A Texas jury deliberated for only 45 minutes before sentencing a 40-year-old woman to life in prison after her punishment-only trial in San Antonio. The woman had previously entered a guilty plea on a murder charge stemming from her involvement in a wrong-way crash in 2010 that claimed the life of a 38-year-old man.
Bexar County prosecutors are taking an aggressive approach with motorists who have been involved in fatal accidents while under the influence, and they are opting to pursue felony murder charges in these cases rather than intoxication manslaughter. The woman is the fourth defendant to receive a lengthy prison sentence in the county following the adoption of the new strategy. The Bexar County district attorney has said that her office will continue to file felony murder charges when appropriate. She added that the jury verdict and the speed in which it was returned were a vindication of the approach that her office is taking.
The defense attorney in the case had asked for a 20-year prison sentence, which would have been the maximum penalty had the woman been facing intoxication manslaughter charges. However, the defendant’s testimony and her previous record of drunk driving garnered little sympathy from the jury.
The woman claimed that relationship problems and a pending divorce contributed to her two DWI arrests in 2008, and she then claimed that she was driving in an orderly fashion even though she had been on the wrong side of the road for more than three miles before the fatal accident. The woman was found to have a blood-alcohol level of more than three times the legal limit when she was tested after the crash.
This case demonstrates the hard line that authorities in Texas are taking in DWI cases, and even first-time offenders can face severe penalties. A criminal defense attorney with experience in drunk driving cases may be able to lower the severity of the punishments assessed by entering into plea negotiations with prosecutors.

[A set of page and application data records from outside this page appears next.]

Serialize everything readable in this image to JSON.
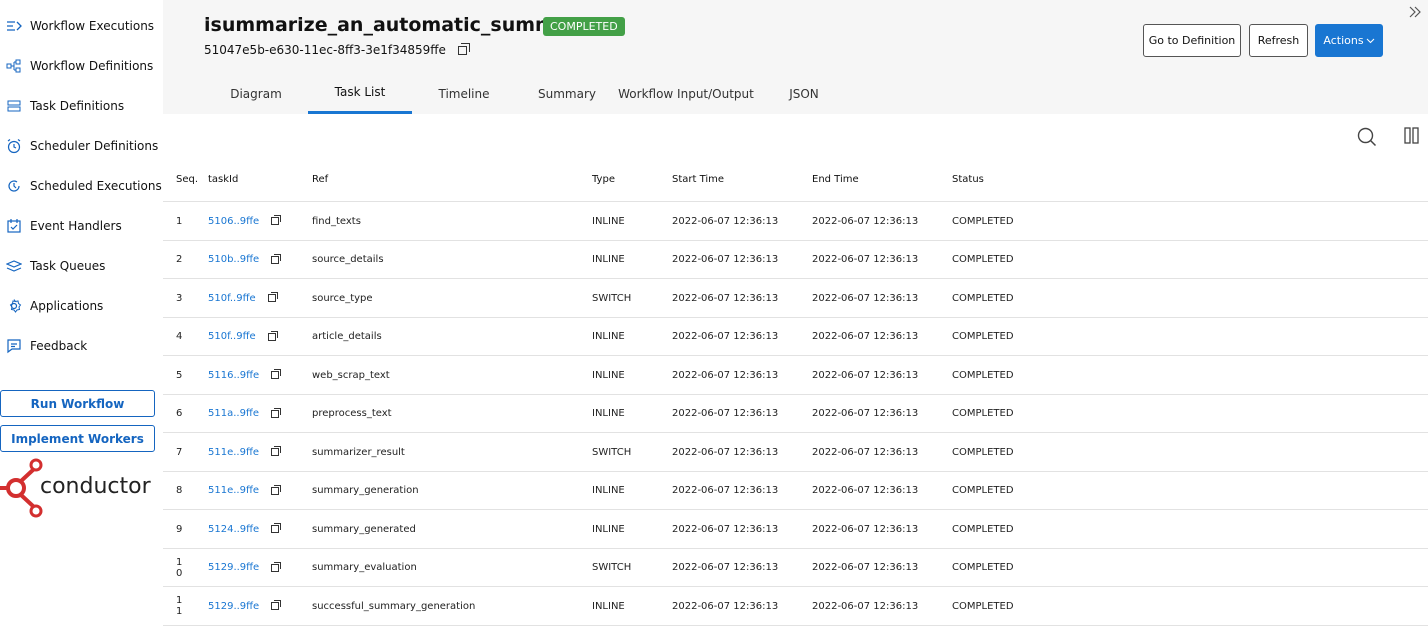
{
  "sidebar": {
    "items": [
      {
        "label": "Workflow Executions",
        "icon": "workflow-executions-icon"
      },
      {
        "label": "Workflow Definitions",
        "icon": "workflow-definitions-icon"
      },
      {
        "label": "Task Definitions",
        "icon": "task-definitions-icon"
      },
      {
        "label": "Scheduler Definitions",
        "icon": "scheduler-icon"
      },
      {
        "label": "Scheduled Executions",
        "icon": "scheduled-executions-icon"
      },
      {
        "label": "Event Handlers",
        "icon": "event-handlers-icon"
      },
      {
        "label": "Task Queues",
        "icon": "task-queues-icon"
      },
      {
        "label": "Applications",
        "icon": "applications-icon"
      },
      {
        "label": "Feedback",
        "icon": "feedback-icon"
      }
    ],
    "run_workflow": "Run Workflow",
    "implement_workers": "Implement Workers",
    "logo_text": "conductor"
  },
  "header": {
    "title": "isummarize_an_automatic_summarizer",
    "status": "COMPLETED",
    "workflow_id": "51047e5b-e630-11ec-8ff3-3e1f34859ffe",
    "go_to_definition": "Go to Definition",
    "refresh": "Refresh",
    "actions": "Actions",
    "tabs": [
      "Diagram",
      "Task List",
      "Timeline",
      "Summary",
      "Workflow Input/Output",
      "JSON"
    ],
    "active_tab": "Task List"
  },
  "colors": {
    "accent": "#1976d2",
    "status_green": "#43a047",
    "logo_red": "#d32f2f"
  },
  "table": {
    "headers": {
      "seq": "Seq.",
      "taskId": "taskId",
      "ref": "Ref",
      "type": "Type",
      "start": "Start Time",
      "end": "End Time",
      "status": "Status"
    },
    "rows": [
      {
        "seq": "1",
        "taskId": "5106..9ffe",
        "ref": "find_texts",
        "type": "INLINE",
        "start": "2022-06-07 12:36:13",
        "end": "2022-06-07 12:36:13",
        "status": "COMPLETED"
      },
      {
        "seq": "2",
        "taskId": "510b..9ffe",
        "ref": "source_details",
        "type": "INLINE",
        "start": "2022-06-07 12:36:13",
        "end": "2022-06-07 12:36:13",
        "status": "COMPLETED"
      },
      {
        "seq": "3",
        "taskId": "510f..9ffe",
        "ref": "source_type",
        "type": "SWITCH",
        "start": "2022-06-07 12:36:13",
        "end": "2022-06-07 12:36:13",
        "status": "COMPLETED"
      },
      {
        "seq": "4",
        "taskId": "510f..9ffe",
        "ref": "article_details",
        "type": "INLINE",
        "start": "2022-06-07 12:36:13",
        "end": "2022-06-07 12:36:13",
        "status": "COMPLETED"
      },
      {
        "seq": "5",
        "taskId": "5116..9ffe",
        "ref": "web_scrap_text",
        "type": "INLINE",
        "start": "2022-06-07 12:36:13",
        "end": "2022-06-07 12:36:13",
        "status": "COMPLETED"
      },
      {
        "seq": "6",
        "taskId": "511a..9ffe",
        "ref": "preprocess_text",
        "type": "INLINE",
        "start": "2022-06-07 12:36:13",
        "end": "2022-06-07 12:36:13",
        "status": "COMPLETED"
      },
      {
        "seq": "7",
        "taskId": "511e..9ffe",
        "ref": "summarizer_result",
        "type": "SWITCH",
        "start": "2022-06-07 12:36:13",
        "end": "2022-06-07 12:36:13",
        "status": "COMPLETED"
      },
      {
        "seq": "8",
        "taskId": "511e..9ffe",
        "ref": "summary_generation",
        "type": "INLINE",
        "start": "2022-06-07 12:36:13",
        "end": "2022-06-07 12:36:13",
        "status": "COMPLETED"
      },
      {
        "seq": "9",
        "taskId": "5124..9ffe",
        "ref": "summary_generated",
        "type": "INLINE",
        "start": "2022-06-07 12:36:13",
        "end": "2022-06-07 12:36:13",
        "status": "COMPLETED"
      },
      {
        "seq": "1\n0",
        "taskId": "5129..9ffe",
        "ref": "summary_evaluation",
        "type": "SWITCH",
        "start": "2022-06-07 12:36:13",
        "end": "2022-06-07 12:36:13",
        "status": "COMPLETED"
      },
      {
        "seq": "1\n1",
        "taskId": "5129..9ffe",
        "ref": "successful_summary_generation",
        "type": "INLINE",
        "start": "2022-06-07 12:36:13",
        "end": "2022-06-07 12:36:13",
        "status": "COMPLETED"
      }
    ]
  }
}
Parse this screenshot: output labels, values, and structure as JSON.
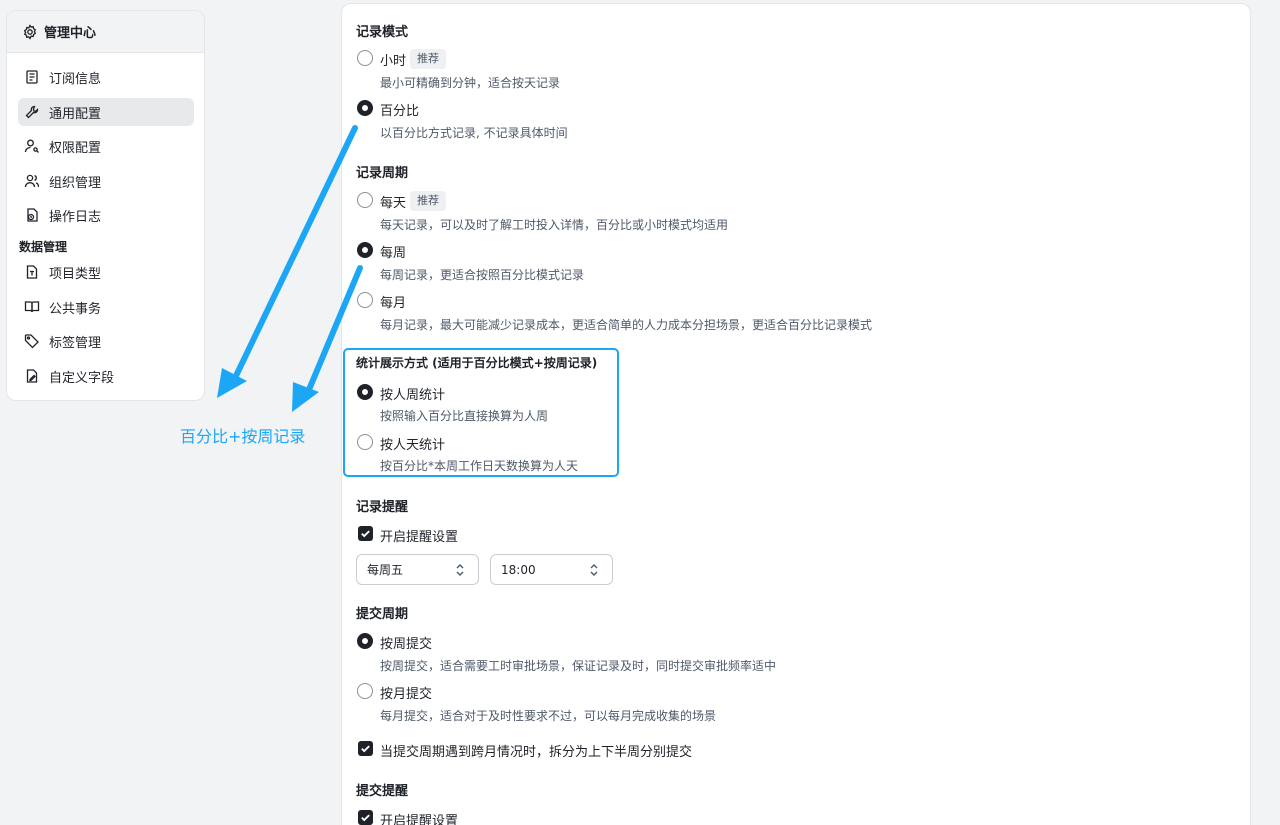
{
  "sidebar": {
    "title": "管理中心",
    "items": [
      {
        "label": "订阅信息",
        "icon": "subscription-icon"
      },
      {
        "label": "通用配置",
        "icon": "wrench-icon"
      },
      {
        "label": "权限配置",
        "icon": "user-key-icon"
      },
      {
        "label": "组织管理",
        "icon": "users-icon"
      },
      {
        "label": "操作日志",
        "icon": "log-icon"
      }
    ],
    "section_data": "数据管理",
    "data_items": [
      {
        "label": "项目类型",
        "icon": "project-type-icon"
      },
      {
        "label": "公共事务",
        "icon": "book-icon"
      },
      {
        "label": "标签管理",
        "icon": "tag-icon"
      },
      {
        "label": "自定义字段",
        "icon": "custom-field-icon"
      }
    ]
  },
  "record_mode": {
    "title": "记录模式",
    "options": [
      {
        "label": "小时",
        "badge": "推荐",
        "desc": "最小可精确到分钟，适合按天记录",
        "checked": false
      },
      {
        "label": "百分比",
        "desc": "以百分比方式记录, 不记录具体时间",
        "checked": true
      }
    ]
  },
  "record_cycle": {
    "title": "记录周期",
    "options": [
      {
        "label": "每天",
        "badge": "推荐",
        "desc": "每天记录，可以及时了解工时投入详情，百分比或小时模式均适用",
        "checked": false
      },
      {
        "label": "每周",
        "desc": "每周记录，更适合按照百分比模式记录",
        "checked": true
      },
      {
        "label": "每月",
        "desc": "每月记录，最大可能减少记录成本，更适合简单的人力成本分担场景，更适合百分比记录模式",
        "checked": false
      }
    ]
  },
  "stat_display": {
    "title": "统计展示方式 (适用于百分比模式+按周记录)",
    "options": [
      {
        "label": "按人周统计",
        "desc": "按照输入百分比直接换算为人周",
        "checked": true
      },
      {
        "label": "按人天统计",
        "desc": "按百分比*本周工作日天数换算为人天",
        "checked": false
      }
    ]
  },
  "record_reminder": {
    "title": "记录提醒",
    "checkbox_label": "开启提醒设置",
    "day_value": "每周五",
    "time_value": "18:00"
  },
  "submit_cycle": {
    "title": "提交周期",
    "options": [
      {
        "label": "按周提交",
        "desc": "按周提交，适合需要工时审批场景，保证记录及时，同时提交审批频率适中",
        "checked": true
      },
      {
        "label": "按月提交",
        "desc": "每月提交，适合对于及时性要求不过，可以每月完成收集的场景",
        "checked": false
      }
    ],
    "split_label": "当提交周期遇到跨月情况时，拆分为上下半周分别提交"
  },
  "submit_reminder": {
    "title": "提交提醒",
    "checkbox_label": "开启提醒设置"
  },
  "annotation": {
    "text": "百分比+按周记录",
    "color": "#1ba7f5"
  }
}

He or she could also question the actions of police officers or dispute the results of field sobriety or breath tests.